PROVIDENCE, R.I. (WJAR) — Big dollars for roads, bridges, and a port.
In a special election Tuesday, Rhode Islanders are being asked to borrow $400 million dollars plus potentially $240 million more in interest over 20 years.
There are seven bond questions on the ballot.
One of them seeks $71 million for Rhode Island Department of Transportation projects.
"We've got a lot more to do to correct our roads and bridges and all our infrastructure," Department of Transportation Director Peter Alviti told NBC 10 News
Alviti said the state's truck tolls pay about 10% of the bills.
The bond would cover revenue lost in the pandemic, he said, particularly from the gas tax.
"If we don't get the bond approved, then we're going to have make some tough decisions. We're going to have to scale back on some of the projects we've already started. We may have to delay some of them," Alviti said. "We may even have to cancel some projects."
The added pitch is that for every dollar Rhode Island puts up, the federal government will add four times as much.
So, the $71 million bond would also bring in more than $280 million more from Uncle Sam.
"That's one of the best deals around," Alviti said.

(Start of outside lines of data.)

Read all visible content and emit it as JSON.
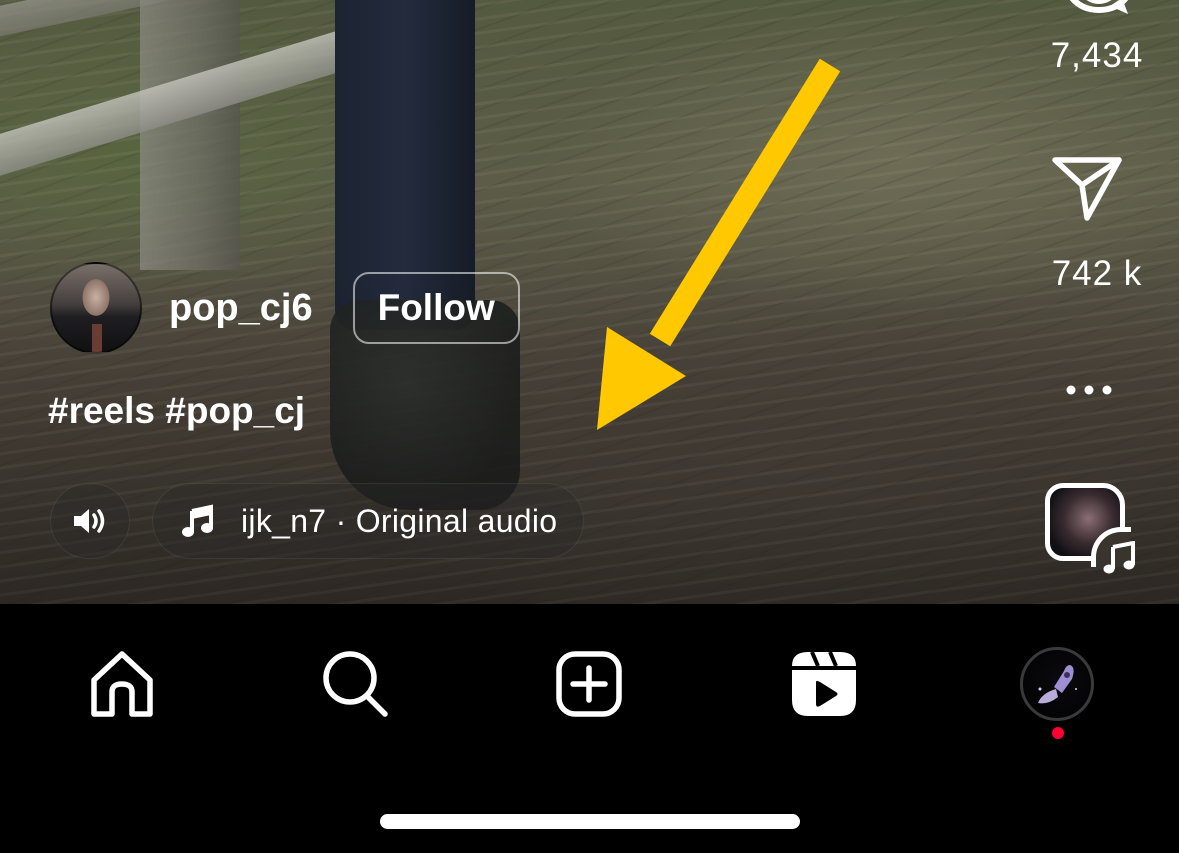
{
  "reel": {
    "author": {
      "username": "pop_cj6",
      "follow_label": "Follow"
    },
    "caption": "#reels #pop_cj",
    "audio": {
      "label": "ijk_n7 · Original audio"
    },
    "actions": {
      "comments_count": "7,434",
      "shares_count": "742 k"
    }
  },
  "icons": {
    "comment": "comment-icon",
    "share": "paper-plane-icon",
    "more": "more-horizontal-icon",
    "sound": "speaker-icon",
    "music_note": "music-note-icon",
    "audio_thumbnail": "audio-thumbnail"
  },
  "annotation": {
    "type": "arrow",
    "color": "#FFC800"
  },
  "nav": {
    "items": [
      {
        "name": "home",
        "icon": "home-icon"
      },
      {
        "name": "search",
        "icon": "search-icon"
      },
      {
        "name": "create",
        "icon": "plus-square-icon"
      },
      {
        "name": "reels",
        "icon": "reels-icon"
      },
      {
        "name": "profile",
        "icon": "profile-avatar"
      }
    ],
    "notification_dot_color": "#FF0033"
  },
  "colors": {
    "text": "#FFFFFF",
    "nav_background": "#000000",
    "arrow": "#FFC800"
  }
}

Another bond question seeks $20 million to upgrade and add docking space at the Port of Davisville, and to dredge to allow cargo ships to keep coming in.
That same question includes another $40 million to expand to other parts of the state the Quonset Development Corporation model to develop industrial land, by getting sites pre-permitted and ready to build.
"I think it's a great opportunity for Rhode Islanders at a critical time to invest in our greatest natural asset, which is the deep water port we have here in Narragansett Bay and a thriving port operation down in Davisville, as well as an opportunity to invest in a proven winner in the Quonset Business Park model," said Gavin Black, who heads the industry group RI Ports Coalition, pushing for passage.
Conservative critic Mike Stenhouse, of the RI Center for Freedom & Prosperity, argues this isn't the time for any of the bond borrowing.
"Out of a pandemic when families and businesses have had to trim their budgets, the government needs to the same thing. Interest rates may be low, but we're struggling as a state, our economy. Now is not the time to go into more debt," Stenhouse told NBC 10.